Exercise> Every record below must be copied exactly, with images dropped.

Record set>
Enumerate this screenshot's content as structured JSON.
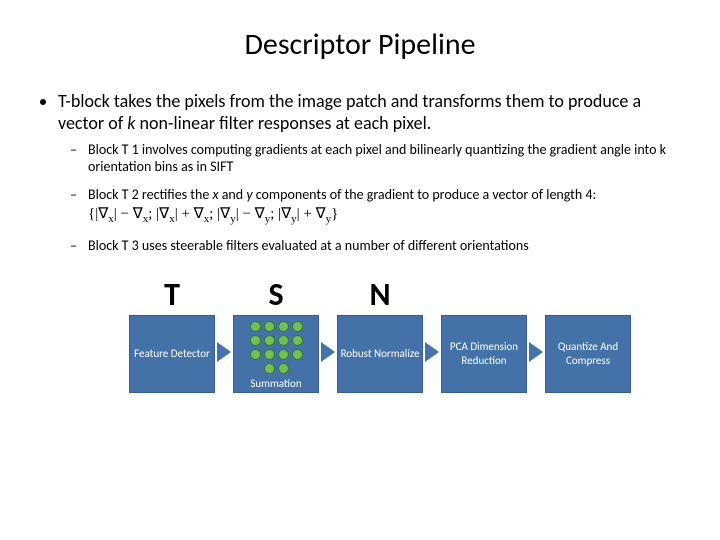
{
  "slide": {
    "title": "Descriptor Pipeline",
    "bullet_main_prefix": "T-block",
    "bullet_main_mid": " takes the pixels from the image patch and transforms them to produce a vector of ",
    "bullet_main_k": "k",
    "bullet_main_suffix": " non-linear filter responses at each pixel.",
    "sub1": "Block T 1 involves computing gradients at each pixel and bilinearly quantizing the gradient angle into k orientation bins as in SIFT",
    "sub2_prefix": "Block T 2 rectifies the ",
    "sub2_x": "x",
    "sub2_mid1": " and ",
    "sub2_y": "y",
    "sub2_mid2": " components of the gradient to produce a vector of length 4:",
    "formula": "{|∇x| − ∇x; |∇x| + ∇x; |∇y| − ∇y; |∇y| + ∇y}",
    "sub3": "Block T 3 uses steerable filters evaluated at a number of different orientations"
  },
  "pipeline": {
    "stage1": {
      "letter": "T",
      "label": "Feature Detector"
    },
    "stage2": {
      "letter": "S",
      "label": "Summation"
    },
    "stage3": {
      "letter": "N",
      "label": "Robust Normalize"
    },
    "stage4": {
      "letter": "",
      "label": "PCA Dimension Reduction"
    },
    "stage5": {
      "letter": "",
      "label": "Quantize And Compress"
    }
  }
}
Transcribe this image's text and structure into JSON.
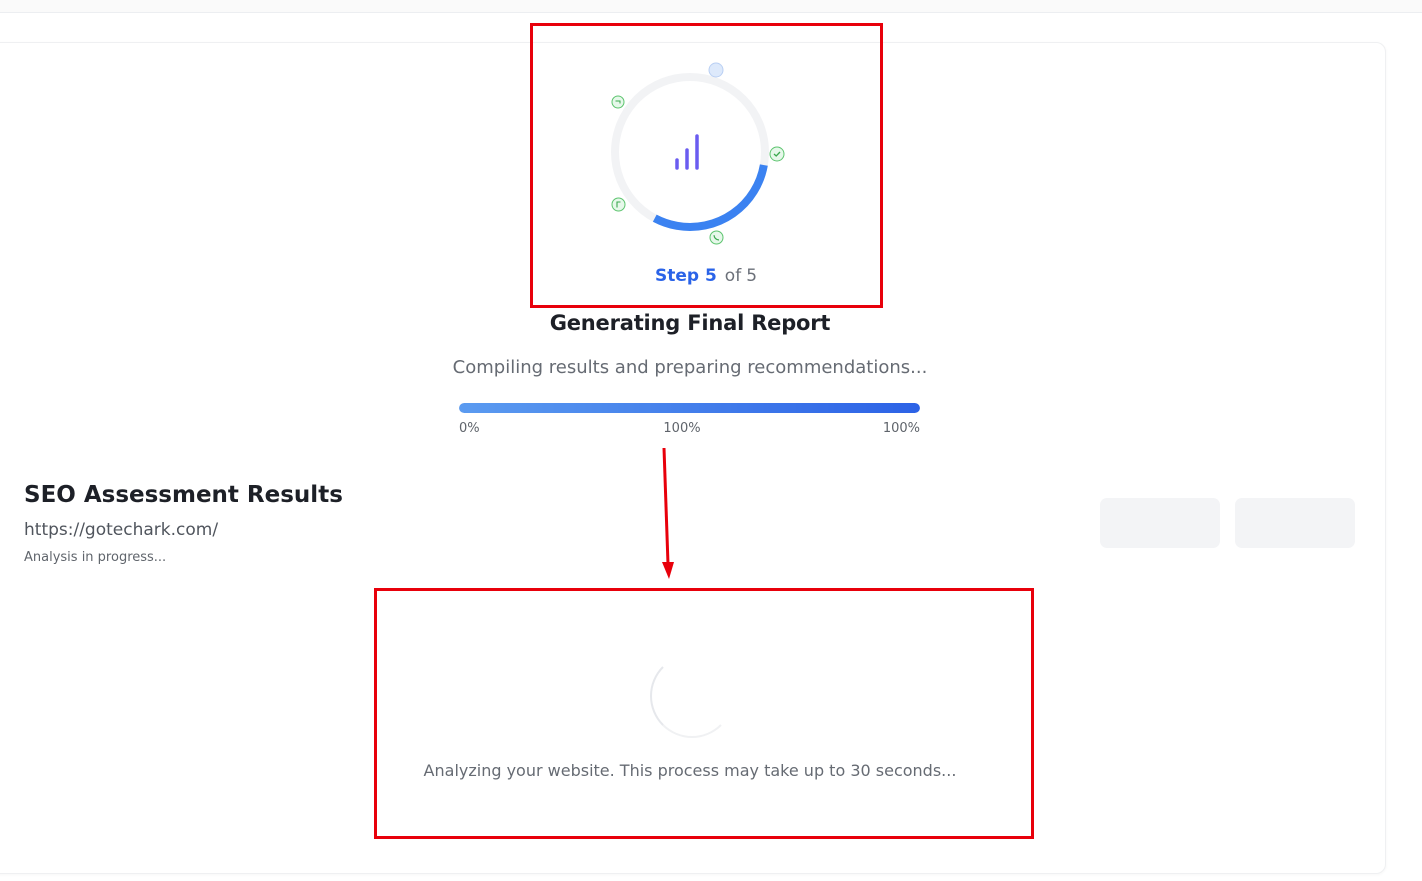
{
  "progress_panel": {
    "step_current": "Step 5",
    "step_of": "of",
    "step_total": "5",
    "stage_title": "Generating Final Report",
    "stage_description": "Compiling results and preparing recommendations...",
    "progress_fraction": 1.0,
    "progress_label_start": "0%",
    "progress_label_mid": "100%",
    "progress_label_end": "100%",
    "ring_progress_fraction": 0.3,
    "accent_color": "#2a63e8",
    "node_icons": [
      "clock-icon",
      "check-icon",
      "phone-icon",
      "refresh-icon",
      "sync-icon"
    ]
  },
  "results": {
    "title": "SEO Assessment Results",
    "url": "https://gotechark.com/",
    "status": "Analysis in progress..."
  },
  "loading": {
    "message": "Analyzing your website. This process may take up to 30 seconds..."
  },
  "annotation": {
    "highlight_color": "#e8000b"
  }
}
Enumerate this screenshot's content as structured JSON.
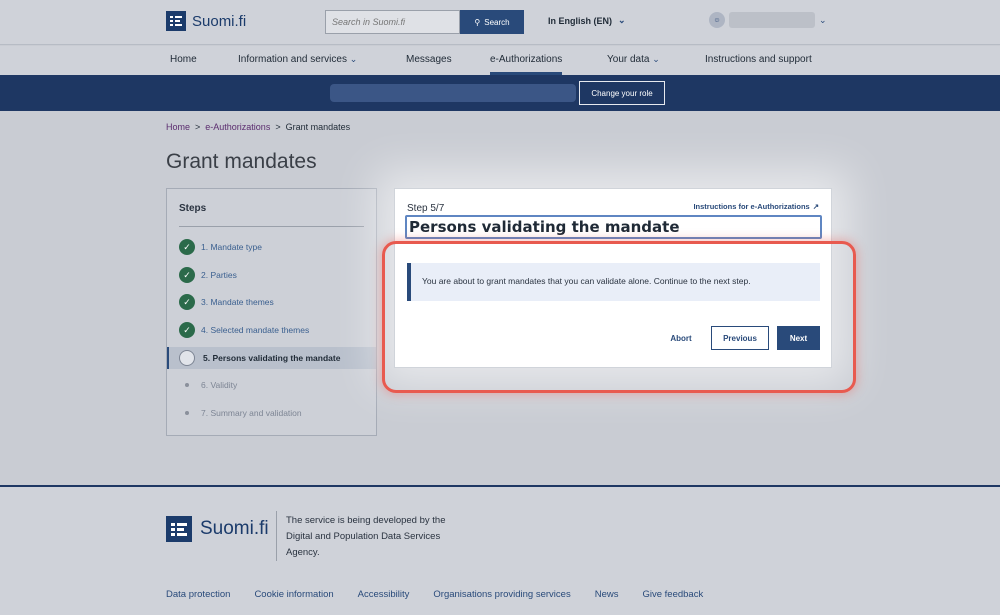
{
  "header": {
    "logo_text": "Suomi.fi",
    "search_placeholder": "Search in Suomi.fi",
    "search_button": "Search",
    "language": "In English (EN)",
    "avatar_initials": "≗"
  },
  "nav": {
    "items": [
      "Home",
      "Information and services",
      "Messages",
      "e-Authorizations",
      "Your data",
      "Instructions and support"
    ]
  },
  "rolebar": {
    "change_role": "Change your role"
  },
  "breadcrumb": {
    "home": "Home",
    "sep1": ">",
    "eauth": "e-Authorizations",
    "sep2": ">",
    "current": "Grant mandates"
  },
  "page_title": "Grant mandates",
  "steps": {
    "title": "Steps",
    "items": [
      "1. Mandate type",
      "2. Parties",
      "3. Mandate themes",
      "4. Selected mandate themes",
      "5. Persons validating the mandate",
      "6. Validity",
      "7. Summary and validation"
    ]
  },
  "card": {
    "step": "Step 5/7",
    "instructions_link": "Instructions for e-Authorizations",
    "heading": "Persons validating the mandate",
    "info": "You are about to grant mandates that you can validate alone. Continue to the next step.",
    "abort": "Abort",
    "previous": "Previous",
    "next": "Next"
  },
  "footer": {
    "logo_text": "Suomi.fi",
    "description": "The service is being developed by the Digital and Population Data Services Agency.",
    "links": [
      "Data protection",
      "Cookie information",
      "Accessibility",
      "Organisations providing services",
      "News",
      "Give feedback"
    ]
  },
  "colors": {
    "brand": "#1e3763",
    "accent": "#294a7a",
    "highlight": "#e85a4f",
    "done": "#2b6a4a"
  }
}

Written response>
Enumerate this screenshot's content as structured JSON.
{
  "slide": {
    "title": "Descriptor Pipeline",
    "bullet_main_prefix": "T-block",
    "bullet_main_mid": " takes the pixels from the image patch and transforms them to produce a vector of ",
    "bullet_main_k": "k",
    "bullet_main_suffix": " non-linear filter responses at each pixel.",
    "sub1": "Block T 1 involves computing gradients at each pixel and bilinearly quantizing the gradient angle into k orientation bins as in SIFT",
    "sub2_prefix": "Block T 2 rectifies the ",
    "sub2_x": "x",
    "sub2_mid1": " and ",
    "sub2_y": "y",
    "sub2_mid2": " components of the gradient to produce a vector of length 4:",
    "formula": "{|∇x| − ∇x; |∇x| + ∇x; |∇y| − ∇y; |∇y| + ∇y}",
    "sub3": "Block T 3 uses steerable filters evaluated at a number of different orientations"
  },
  "pipeline": {
    "stage1": {
      "letter": "T",
      "label": "Feature Detector"
    },
    "stage2": {
      "letter": "S",
      "label": "Summation"
    },
    "stage3": {
      "letter": "N",
      "label": "Robust Normalize"
    },
    "stage4": {
      "letter": "",
      "label": "PCA Dimension Reduction"
    },
    "stage5": {
      "letter": "",
      "label": "Quantize And Compress"
    }
  }
}
Transcribe this image's text and structure into JSON.
{
  "progress_panel": {
    "step_current": "Step 5",
    "step_of": "of",
    "step_total": "5",
    "stage_title": "Generating Final Report",
    "stage_description": "Compiling results and preparing recommendations...",
    "progress_fraction": 1.0,
    "progress_label_start": "0%",
    "progress_label_mid": "100%",
    "progress_label_end": "100%",
    "ring_progress_fraction": 0.3,
    "accent_color": "#2a63e8",
    "node_icons": [
      "clock-icon",
      "check-icon",
      "phone-icon",
      "refresh-icon",
      "sync-icon"
    ]
  },
  "results": {
    "title": "SEO Assessment Results",
    "url": "https://gotechark.com/",
    "status": "Analysis in progress..."
  },
  "loading": {
    "message": "Analyzing your website. This process may take up to 30 seconds..."
  },
  "annotation": {
    "highlight_color": "#e8000b"
  }
}
Enumerate this screenshot's content as structured JSON.
{
  "header": {
    "logo_text": "Suomi.fi",
    "search_placeholder": "Search in Suomi.fi",
    "search_button": "Search",
    "language": "In English (EN)",
    "avatar_initials": "≗"
  },
  "nav": {
    "items": [
      "Home",
      "Information and services",
      "Messages",
      "e-Authorizations",
      "Your data",
      "Instructions and support"
    ]
  },
  "rolebar": {
    "change_role": "Change your role"
  },
  "breadcrumb": {
    "home": "Home",
    "sep1": ">",
    "eauth": "e-Authorizations",
    "sep2": ">",
    "current": "Grant mandates"
  },
  "page_title": "Grant mandates",
  "steps": {
    "title": "Steps",
    "items": [
      "1. Mandate type",
      "2. Parties",
      "3. Mandate themes",
      "4. Selected mandate themes",
      "5. Persons validating the mandate",
      "6. Validity",
      "7. Summary and validation"
    ]
  },
  "card": {
    "step": "Step 5/7",
    "instructions_link": "Instructions for e-Authorizations",
    "heading": "Persons validating the mandate",
    "info": "You are about to grant mandates that you can validate alone. Continue to the next step.",
    "abort": "Abort",
    "previous": "Previous",
    "next": "Next"
  },
  "footer": {
    "logo_text": "Suomi.fi",
    "description": "The service is being developed by the Digital and Population Data Services Agency.",
    "links": [
      "Data protection",
      "Cookie information",
      "Accessibility",
      "Organisations providing services",
      "News",
      "Give feedback"
    ]
  },
  "colors": {
    "brand": "#1e3763",
    "accent": "#294a7a",
    "highlight": "#e85a4f",
    "done": "#2b6a4a"
  }
}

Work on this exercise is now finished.